Prompt:
Among the entries below, which lines include the string "Polityka"? Show each one.

[Web page and app entries]

************

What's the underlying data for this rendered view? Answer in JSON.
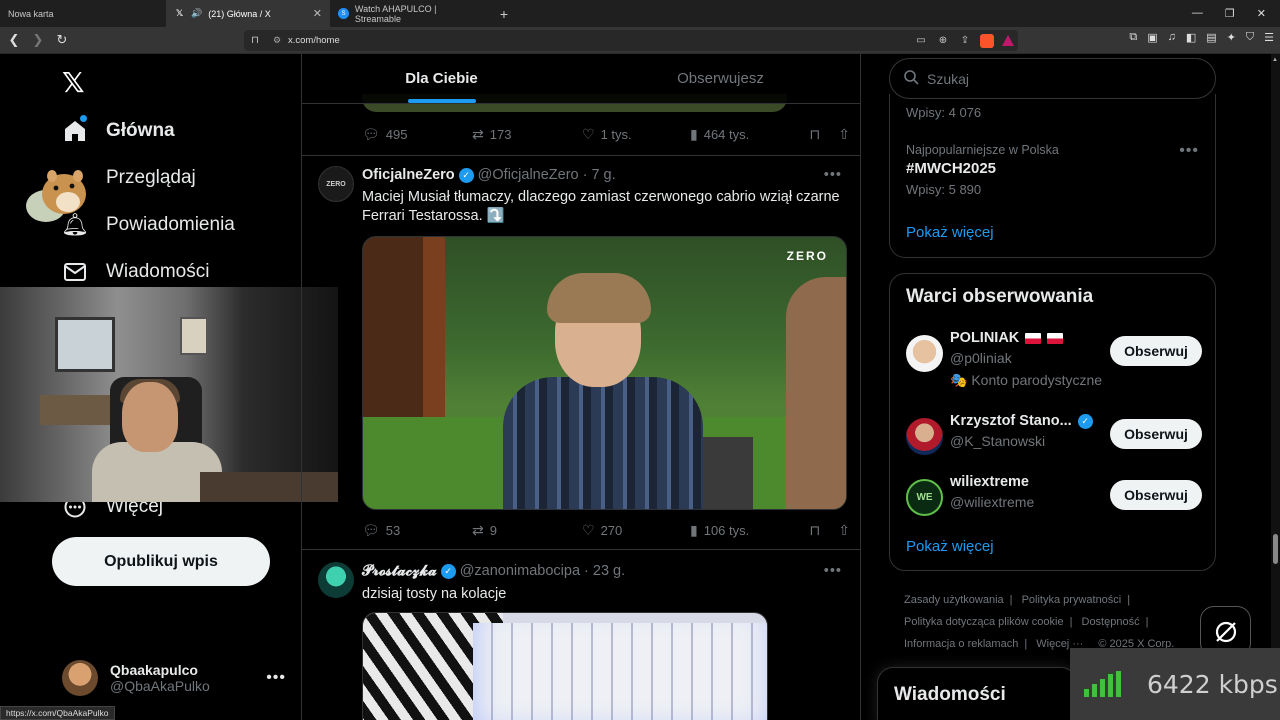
{
  "browser": {
    "tabs": [
      {
        "label": "Nowa karta"
      },
      {
        "label": "(21) Główna / X"
      },
      {
        "label": "Watch AHAPULCO | Streamable"
      }
    ],
    "url": "x.com/home",
    "status_url": "https://x.com/QbaAkaPulko"
  },
  "sidebar": {
    "items": [
      {
        "label": "Główna",
        "icon": "home-icon"
      },
      {
        "label": "Przeglądaj",
        "icon": "search-icon"
      },
      {
        "label": "Powiadomienia",
        "icon": "bell-icon"
      },
      {
        "label": "Wiadomości",
        "icon": "envelope-icon"
      },
      {
        "label": "Więcej",
        "icon": "more-circle-icon"
      }
    ],
    "publish_label": "Opublikuj wpis",
    "account": {
      "name": "Qbaakapulco",
      "handle": "@QbaAkaPulko"
    }
  },
  "feed": {
    "tabs": [
      {
        "label": "Dla Ciebie",
        "active": true
      },
      {
        "label": "Obserwujesz",
        "active": false
      }
    ],
    "prev_actions": {
      "replies": "495",
      "reposts": "173",
      "likes": "1 tys.",
      "views": "464 tys."
    },
    "posts": [
      {
        "name": "OficjalneZero",
        "handle": "@OficjalneZero",
        "time": "7 g.",
        "text": "Maciej Musiał tłumaczy, dlaczego zamiast czerwonego cabrio wziął czarne Ferrari Testarossa. ⤵️",
        "media_logo": "ZERO",
        "actions": {
          "replies": "53",
          "reposts": "9",
          "likes": "270",
          "views": "106 tys."
        }
      },
      {
        "name": "𝓟𝓻𝓸𝓼𝓽𝓪𝓬𝔃𝓴𝓪",
        "handle": "@zanonimabocipa",
        "time": "23 g.",
        "text": "dzisiaj tosty na kolacje"
      }
    ]
  },
  "right": {
    "search_placeholder": "Szukaj",
    "trends": {
      "first_posts": "Wpisy: 4 076",
      "context": "Najpopularniejsze w Polska",
      "name": "#MWCH2025",
      "posts": "Wpisy: 5 890",
      "show_more": "Pokaż więcej"
    },
    "who_to_follow": {
      "title": "Warci obserwowania",
      "users": [
        {
          "name": "POLINIAK",
          "handle": "@p0liniak",
          "extra": "🎭 Konto parodystyczne",
          "button": "Obserwuj"
        },
        {
          "name": "Krzysztof Stano...",
          "handle": "@K_Stanowski",
          "button": "Obserwuj"
        },
        {
          "name": "wiliextreme",
          "handle": "@wiliextreme",
          "button": "Obserwuj"
        }
      ],
      "show_more": "Pokaż więcej"
    },
    "footer": [
      "Zasady użytkowania",
      "Polityka prywatności",
      "Polityka dotycząca plików cookie",
      "Dostępność",
      "Informacja o reklamach",
      "Więcej ···",
      "© 2025 X Corp."
    ],
    "messages_label": "Wiadomości"
  },
  "overlay": {
    "bitrate": "6422 kbps"
  },
  "colors": {
    "accent": "#1d9bf0",
    "background": "#000000",
    "border": "#2f3336"
  }
}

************

Solution:
      "Polityka prywatności",
      "Polityka dotycząca plików cookie",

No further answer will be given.